Reason versus "Self-Ownership"
September 16, 2008 by Paul McKeever
There are those who believe that the mind cannot exist independently of the activities of the brain; that the mind and the brain are one; that the mind and the body are one. There are also those who believe that the mind and the body are separable or separate – for example those who believe that there is a soul which inhabits the body at birth, or perhaps at baptism, and which leaves the body when the mind dies. Your position on the separability of mind and body has a logical implication for your position on “self-ownership”. The reverse is also true: your position on the validity of the concept “self-ownership” implies your agreement with, or disagreement with, an underlying assumption concerning the separability or non-separability of mind and body.
Political philosophy draws a distinction between liberty and property. I submit the distinction is best drawn as follows:
- Liberty is control over ones self.
- Property is control over something other than oneself.
For the concept of “self-ownership” to have a logical meaning, it has to be assumedmake any sense, it is necessary to imply that you are made up of not one piece but two: you are made up of the “self” and something else that owns the self. That part – that mysterious owner – is not the body and it’s not any part of the body. Nobody considers a dead man’s brain to be the owner of his body, any more than they consider his liver to be the owner of his body. In practice, those who speak of “self-ownership” consciously or subconsciously assume that the owner is the mind; that the mind owns the body, or that which occurs in the material realm. Therefore, if one considers the concept “self-ownership” to be a valid concept; if one considers one to own ones self; it is necessarily the case that, consciously or subconsciously, one is drawing a dichotomy between the mind and the body.
To the person who believes that the mind and the body are separable, liberty becomes nothing more than a special case, or a synonym for, property – a special kind of property: property in ones self. Alternatively, if liberty is not a kind of property then it means that ones mind controls ones mind controls ones mind, etc., recursively, ad infinitum: a ridiculous, recursive meaning of the word “liberty”.
Now, consider the position of the person who does not draw a dichotomy between mind and body; between spirit and body; between soul and body. For such people, liberty refers to control over ones body, whereas property refers to control over things other than ones body.
To the person who regards mind and body as inseparable, it is “self-ownership” – not liberty – that has the ridiculous and infinitely recursive meaning: that the self owns the self owns the self etc.
Who, then, finds it necessary to use this concept of “self-ownership” in defence of freedom? Who is it that uses “self-ownership” as the reason to oppose laws against abortion, laws against the use of drugs, laws requiring organ donation? The answer is: those who, consciously or subconsciously, assume that the mind, the soul, and the spiritual are separate from the brain, the body, and the material.
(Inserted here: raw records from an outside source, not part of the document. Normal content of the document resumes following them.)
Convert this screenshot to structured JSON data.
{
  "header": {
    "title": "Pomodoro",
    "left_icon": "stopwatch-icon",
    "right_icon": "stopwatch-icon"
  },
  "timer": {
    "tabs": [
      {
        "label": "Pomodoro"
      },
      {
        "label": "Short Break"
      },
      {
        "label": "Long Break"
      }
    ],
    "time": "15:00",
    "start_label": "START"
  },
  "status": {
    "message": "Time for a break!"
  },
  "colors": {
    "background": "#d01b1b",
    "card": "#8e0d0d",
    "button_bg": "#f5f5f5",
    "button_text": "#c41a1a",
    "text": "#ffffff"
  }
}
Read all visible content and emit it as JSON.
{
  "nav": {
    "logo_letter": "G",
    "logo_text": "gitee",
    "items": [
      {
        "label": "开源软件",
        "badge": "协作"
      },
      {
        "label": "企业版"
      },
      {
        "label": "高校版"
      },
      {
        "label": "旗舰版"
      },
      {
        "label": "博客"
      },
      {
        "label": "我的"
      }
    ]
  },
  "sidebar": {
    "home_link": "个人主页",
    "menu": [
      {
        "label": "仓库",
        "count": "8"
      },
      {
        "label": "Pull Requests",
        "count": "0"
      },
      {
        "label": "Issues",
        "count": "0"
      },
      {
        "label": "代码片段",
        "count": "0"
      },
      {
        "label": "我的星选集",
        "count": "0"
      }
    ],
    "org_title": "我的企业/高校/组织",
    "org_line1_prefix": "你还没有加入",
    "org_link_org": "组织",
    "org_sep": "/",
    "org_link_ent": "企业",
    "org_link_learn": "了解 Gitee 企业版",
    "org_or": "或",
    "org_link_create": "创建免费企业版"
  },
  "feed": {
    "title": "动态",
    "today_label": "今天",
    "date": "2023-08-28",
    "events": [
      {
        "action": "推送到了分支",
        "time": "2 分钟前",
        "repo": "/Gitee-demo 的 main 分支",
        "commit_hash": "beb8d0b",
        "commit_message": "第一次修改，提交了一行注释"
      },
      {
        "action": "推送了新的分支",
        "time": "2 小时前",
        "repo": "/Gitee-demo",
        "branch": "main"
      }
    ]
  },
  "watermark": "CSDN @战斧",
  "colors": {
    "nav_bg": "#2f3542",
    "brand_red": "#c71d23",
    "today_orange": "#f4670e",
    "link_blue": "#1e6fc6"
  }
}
“Self-ownership” is a concept compatible not with rational philosophy, but with any number of irrational ones. It serves not those who believe freedom is the logical consequence of a commitment to reality and reason, and a necessary condition for the prevalence of reality and reason, but those who want to treat freedom as somehow axiomatically virtuous; who want to render all metaphysical, epistemological and ethical arguments unnecessary and redundant, or interchangeable; who want to base freedom upon any number of different and conflicting metaphysical, epistemological or ethical beliefs; who want to believe that freedom can be the result of numerous different philosophies, whether rational or irrational; whether committed to reality, reason and self, or whether committed to god, obedience, and etc.
In practice, most succinctly, “self-ownership” is a concept used by conservatives and libertarians who are afraid of being divisive on the issues that are most fundamentally at the base of freedom – the justification of freedom: metaphysical beliefs, epistemological beliefs, and ethical beliefs. They want to side-track all of those aspects of philosophy. All of the under-pinning of political philosophy they want to shunt to the side, and instead replace them with these floating abstractions like “self-ownership” (a concept actually borrowed not even from politics but from law: something subsequent to political philosophy). All in an effort not to have to deal with, or to try to deny, or to try to pretend, that reality, reason and ethics have no important role – are not indispensable – in justifying freedom.
I will just conclude that, in the rational person’s lexicon, the term “self-ownership” really should not exist. In its place should be a single word: liberty.
Note: the above text is a transcript of Paul McKeever’s video of the same name
“Reason versus ‘Self-Ownership’ ” by Paul McKeever